═══ Data for processing ═══

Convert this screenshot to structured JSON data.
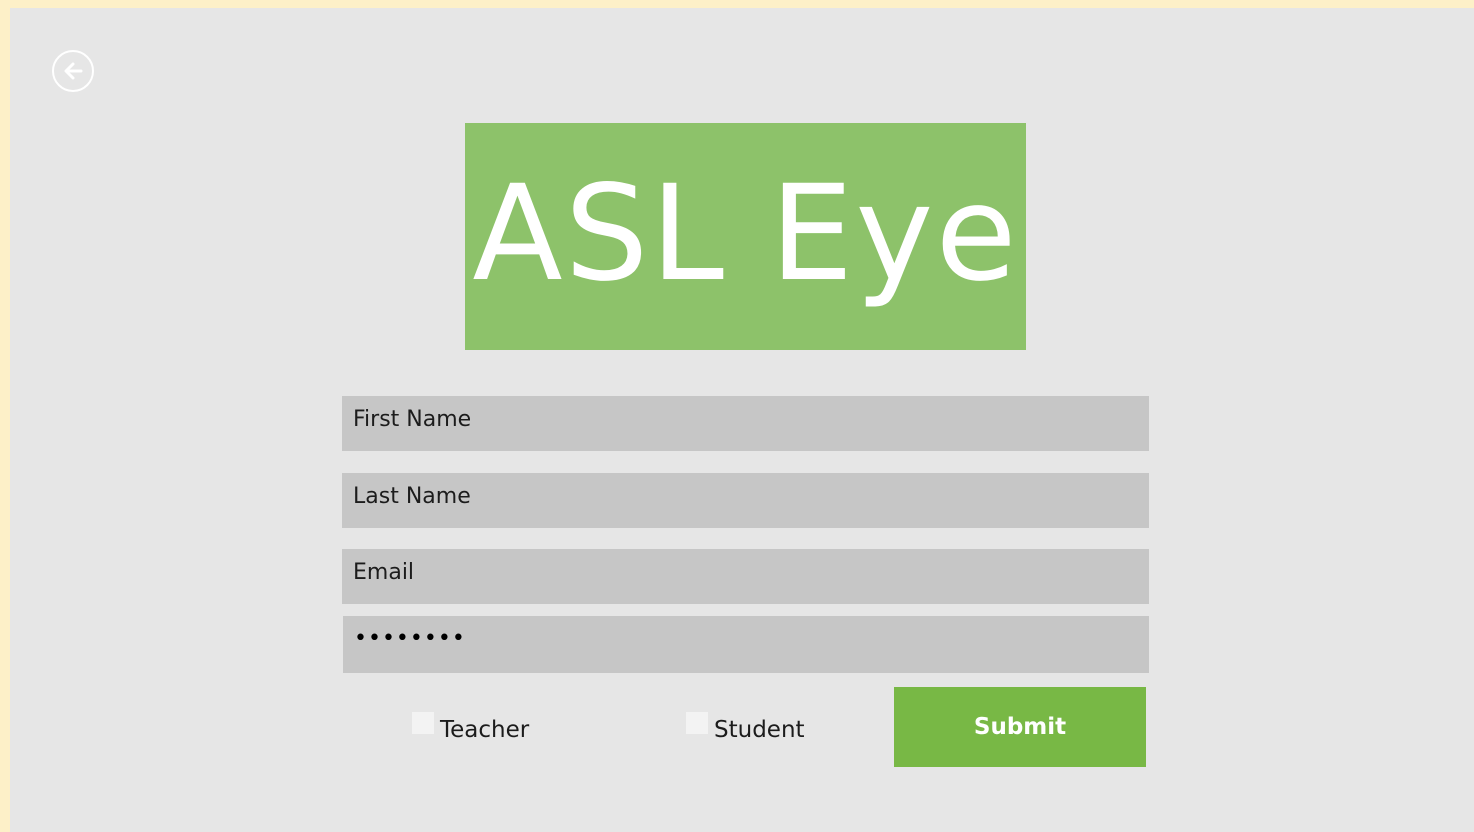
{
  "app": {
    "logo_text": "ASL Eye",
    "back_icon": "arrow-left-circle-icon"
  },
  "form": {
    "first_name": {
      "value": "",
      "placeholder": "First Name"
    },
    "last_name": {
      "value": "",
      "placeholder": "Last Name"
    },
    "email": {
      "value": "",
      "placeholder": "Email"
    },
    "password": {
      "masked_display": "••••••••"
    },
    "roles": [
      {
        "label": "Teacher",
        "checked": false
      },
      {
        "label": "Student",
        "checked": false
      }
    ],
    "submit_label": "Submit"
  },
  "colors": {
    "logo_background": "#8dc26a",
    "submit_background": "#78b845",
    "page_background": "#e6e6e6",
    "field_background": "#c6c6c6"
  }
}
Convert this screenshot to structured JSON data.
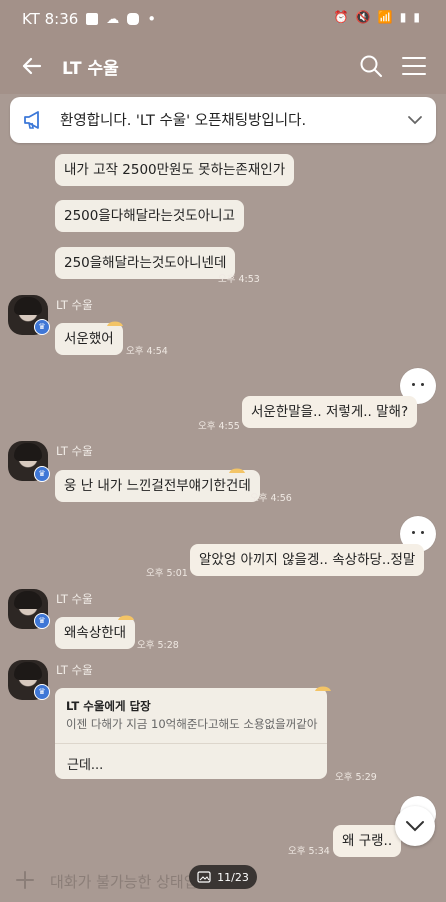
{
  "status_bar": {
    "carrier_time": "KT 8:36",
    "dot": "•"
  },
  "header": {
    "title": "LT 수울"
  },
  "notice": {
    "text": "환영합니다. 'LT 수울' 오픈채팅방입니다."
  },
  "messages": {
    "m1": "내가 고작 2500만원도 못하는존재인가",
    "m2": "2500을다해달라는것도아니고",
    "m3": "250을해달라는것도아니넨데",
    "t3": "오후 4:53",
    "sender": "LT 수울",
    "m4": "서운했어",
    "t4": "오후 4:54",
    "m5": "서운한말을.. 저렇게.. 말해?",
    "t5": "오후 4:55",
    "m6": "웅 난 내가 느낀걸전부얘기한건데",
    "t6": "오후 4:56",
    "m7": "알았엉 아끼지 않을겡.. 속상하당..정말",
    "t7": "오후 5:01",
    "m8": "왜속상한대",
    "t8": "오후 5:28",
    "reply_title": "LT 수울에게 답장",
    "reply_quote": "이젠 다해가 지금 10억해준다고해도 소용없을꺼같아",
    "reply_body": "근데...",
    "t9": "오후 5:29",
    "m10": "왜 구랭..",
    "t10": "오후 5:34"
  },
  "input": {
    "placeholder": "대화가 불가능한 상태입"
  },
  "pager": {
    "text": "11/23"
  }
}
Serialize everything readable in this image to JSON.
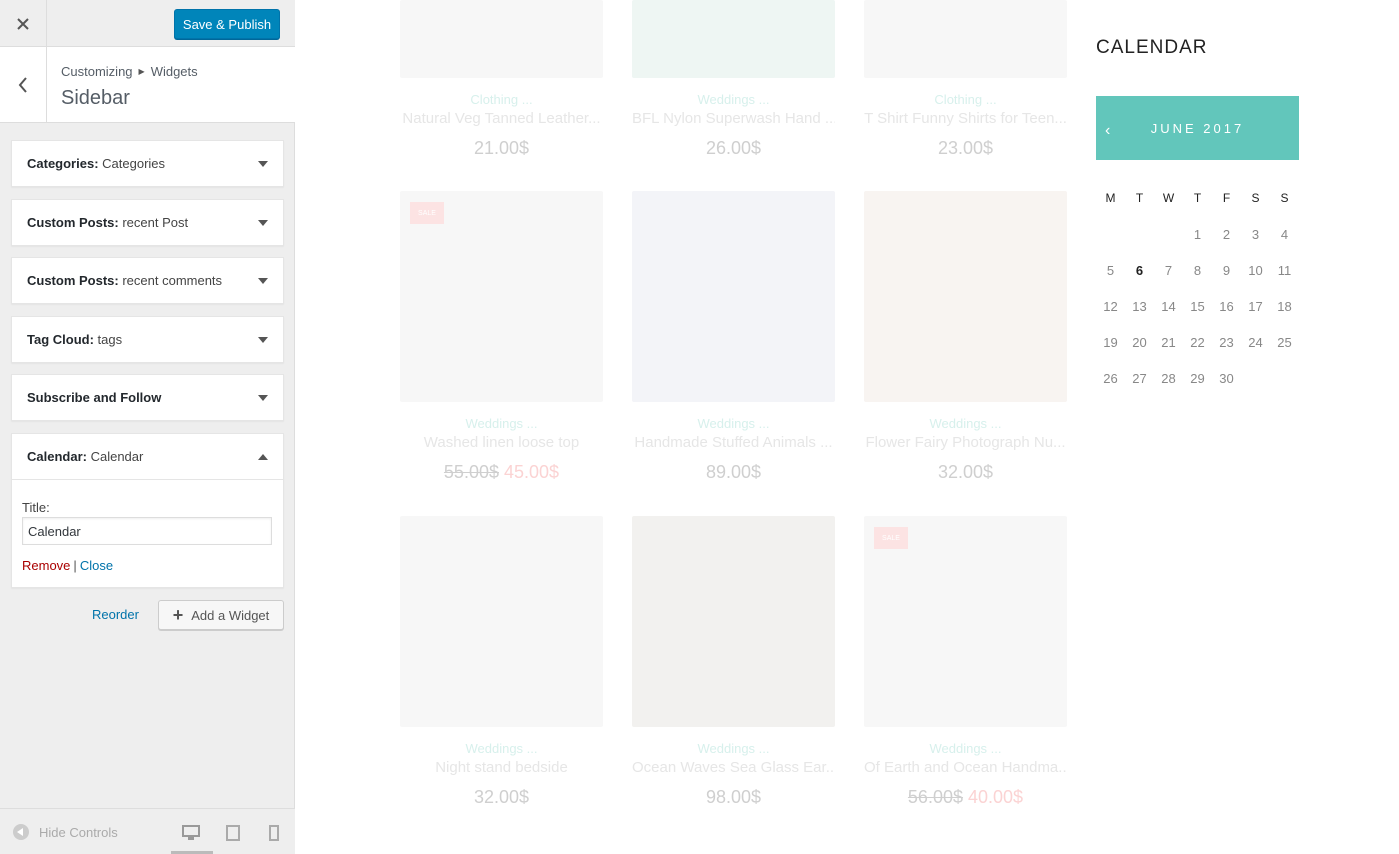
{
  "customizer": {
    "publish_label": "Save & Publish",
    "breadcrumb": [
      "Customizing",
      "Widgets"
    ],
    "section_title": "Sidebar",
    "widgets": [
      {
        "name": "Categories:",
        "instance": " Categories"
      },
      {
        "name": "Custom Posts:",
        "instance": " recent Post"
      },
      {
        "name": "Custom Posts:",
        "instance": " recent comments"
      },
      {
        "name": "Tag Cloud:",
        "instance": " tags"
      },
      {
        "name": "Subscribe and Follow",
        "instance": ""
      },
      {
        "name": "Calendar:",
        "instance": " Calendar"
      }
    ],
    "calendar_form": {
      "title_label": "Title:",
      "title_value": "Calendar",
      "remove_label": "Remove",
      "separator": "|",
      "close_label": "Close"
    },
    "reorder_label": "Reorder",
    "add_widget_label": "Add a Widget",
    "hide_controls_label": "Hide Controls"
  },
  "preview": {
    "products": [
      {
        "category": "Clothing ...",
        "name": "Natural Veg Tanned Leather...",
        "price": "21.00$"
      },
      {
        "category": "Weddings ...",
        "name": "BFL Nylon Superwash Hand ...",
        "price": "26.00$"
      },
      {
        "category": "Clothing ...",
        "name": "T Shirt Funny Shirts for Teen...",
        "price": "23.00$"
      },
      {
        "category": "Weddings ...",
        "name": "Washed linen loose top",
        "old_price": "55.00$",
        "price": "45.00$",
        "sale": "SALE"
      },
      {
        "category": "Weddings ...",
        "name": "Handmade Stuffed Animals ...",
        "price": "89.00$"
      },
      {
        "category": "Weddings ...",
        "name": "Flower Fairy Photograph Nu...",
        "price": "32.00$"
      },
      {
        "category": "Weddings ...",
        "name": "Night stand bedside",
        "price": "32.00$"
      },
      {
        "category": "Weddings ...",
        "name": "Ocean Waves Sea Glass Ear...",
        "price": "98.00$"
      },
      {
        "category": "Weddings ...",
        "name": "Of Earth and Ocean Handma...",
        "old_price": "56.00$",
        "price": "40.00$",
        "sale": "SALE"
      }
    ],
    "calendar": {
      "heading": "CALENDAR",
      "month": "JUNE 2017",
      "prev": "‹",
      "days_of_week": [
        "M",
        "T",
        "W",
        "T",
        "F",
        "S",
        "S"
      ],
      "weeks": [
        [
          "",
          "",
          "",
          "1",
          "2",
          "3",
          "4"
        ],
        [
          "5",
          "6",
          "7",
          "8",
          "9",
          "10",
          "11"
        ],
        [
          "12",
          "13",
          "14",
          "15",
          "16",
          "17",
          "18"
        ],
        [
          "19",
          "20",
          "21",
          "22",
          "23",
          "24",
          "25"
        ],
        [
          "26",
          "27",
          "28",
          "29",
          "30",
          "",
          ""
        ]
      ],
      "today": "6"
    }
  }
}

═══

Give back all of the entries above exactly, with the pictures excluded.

Convert this screenshot to structured JSON data.
{
  "app": {
    "logo_text": "ASL Eye",
    "back_icon": "arrow-left-circle-icon"
  },
  "form": {
    "first_name": {
      "value": "",
      "placeholder": "First Name"
    },
    "last_name": {
      "value": "",
      "placeholder": "Last Name"
    },
    "email": {
      "value": "",
      "placeholder": "Email"
    },
    "password": {
      "masked_display": "••••••••"
    },
    "roles": [
      {
        "label": "Teacher",
        "checked": false
      },
      {
        "label": "Student",
        "checked": false
      }
    ],
    "submit_label": "Submit"
  },
  "colors": {
    "logo_background": "#8dc26a",
    "submit_background": "#78b845",
    "page_background": "#e6e6e6",
    "field_background": "#c6c6c6"
  }
}
Convert this screenshot to structured JSON data.
{
  "status_bar": {
    "carrier_time": "KT 8:36",
    "dot": "•"
  },
  "header": {
    "title": "LT 수울"
  },
  "notice": {
    "text": "환영합니다. 'LT 수울' 오픈채팅방입니다."
  },
  "messages": {
    "m1": "내가 고작 2500만원도 못하는존재인가",
    "m2": "2500을다해달라는것도아니고",
    "m3": "250을해달라는것도아니넨데",
    "t3": "오후 4:53",
    "sender": "LT 수울",
    "m4": "서운했어",
    "t4": "오후 4:54",
    "m5": "서운한말을.. 저렇게.. 말해?",
    "t5": "오후 4:55",
    "m6": "웅 난 내가 느낀걸전부얘기한건데",
    "t6": "오후 4:56",
    "m7": "알았엉 아끼지 않을겡.. 속상하당..정말",
    "t7": "오후 5:01",
    "m8": "왜속상한대",
    "t8": "오후 5:28",
    "reply_title": "LT 수울에게 답장",
    "reply_quote": "이젠 다해가 지금 10억해준다고해도 소용없을꺼같아",
    "reply_body": "근데...",
    "t9": "오후 5:29",
    "m10": "왜 구랭..",
    "t10": "오후 5:34"
  },
  "input": {
    "placeholder": "대화가 불가능한 상태입"
  },
  "pager": {
    "text": "11/23"
  }
}
Serialize everything readable in this image to JSON.
{
  "customizer": {
    "publish_label": "Save & Publish",
    "breadcrumb": [
      "Customizing",
      "Widgets"
    ],
    "section_title": "Sidebar",
    "widgets": [
      {
        "name": "Categories:",
        "instance": " Categories"
      },
      {
        "name": "Custom Posts:",
        "instance": " recent Post"
      },
      {
        "name": "Custom Posts:",
        "instance": " recent comments"
      },
      {
        "name": "Tag Cloud:",
        "instance": " tags"
      },
      {
        "name": "Subscribe and Follow",
        "instance": ""
      },
      {
        "name": "Calendar:",
        "instance": " Calendar"
      }
    ],
    "calendar_form": {
      "title_label": "Title:",
      "title_value": "Calendar",
      "remove_label": "Remove",
      "separator": "|",
      "close_label": "Close"
    },
    "reorder_label": "Reorder",
    "add_widget_label": "Add a Widget",
    "hide_controls_label": "Hide Controls"
  },
  "preview": {
    "products": [
      {
        "category": "Clothing ...",
        "name": "Natural Veg Tanned Leather...",
        "price": "21.00$"
      },
      {
        "category": "Weddings ...",
        "name": "BFL Nylon Superwash Hand ...",
        "price": "26.00$"
      },
      {
        "category": "Clothing ...",
        "name": "T Shirt Funny Shirts for Teen...",
        "price": "23.00$"
      },
      {
        "category": "Weddings ...",
        "name": "Washed linen loose top",
        "old_price": "55.00$",
        "price": "45.00$",
        "sale": "SALE"
      },
      {
        "category": "Weddings ...",
        "name": "Handmade Stuffed Animals ...",
        "price": "89.00$"
      },
      {
        "category": "Weddings ...",
        "name": "Flower Fairy Photograph Nu...",
        "price": "32.00$"
      },
      {
        "category": "Weddings ...",
        "name": "Night stand bedside",
        "price": "32.00$"
      },
      {
        "category": "Weddings ...",
        "name": "Ocean Waves Sea Glass Ear...",
        "price": "98.00$"
      },
      {
        "category": "Weddings ...",
        "name": "Of Earth and Ocean Handma...",
        "old_price": "56.00$",
        "price": "40.00$",
        "sale": "SALE"
      }
    ],
    "calendar": {
      "heading": "CALENDAR",
      "month": "JUNE 2017",
      "prev": "‹",
      "days_of_week": [
        "M",
        "T",
        "W",
        "T",
        "F",
        "S",
        "S"
      ],
      "weeks": [
        [
          "",
          "",
          "",
          "1",
          "2",
          "3",
          "4"
        ],
        [
          "5",
          "6",
          "7",
          "8",
          "9",
          "10",
          "11"
        ],
        [
          "12",
          "13",
          "14",
          "15",
          "16",
          "17",
          "18"
        ],
        [
          "19",
          "20",
          "21",
          "22",
          "23",
          "24",
          "25"
        ],
        [
          "26",
          "27",
          "28",
          "29",
          "30",
          "",
          ""
        ]
      ],
      "today": "6"
    }
  }
}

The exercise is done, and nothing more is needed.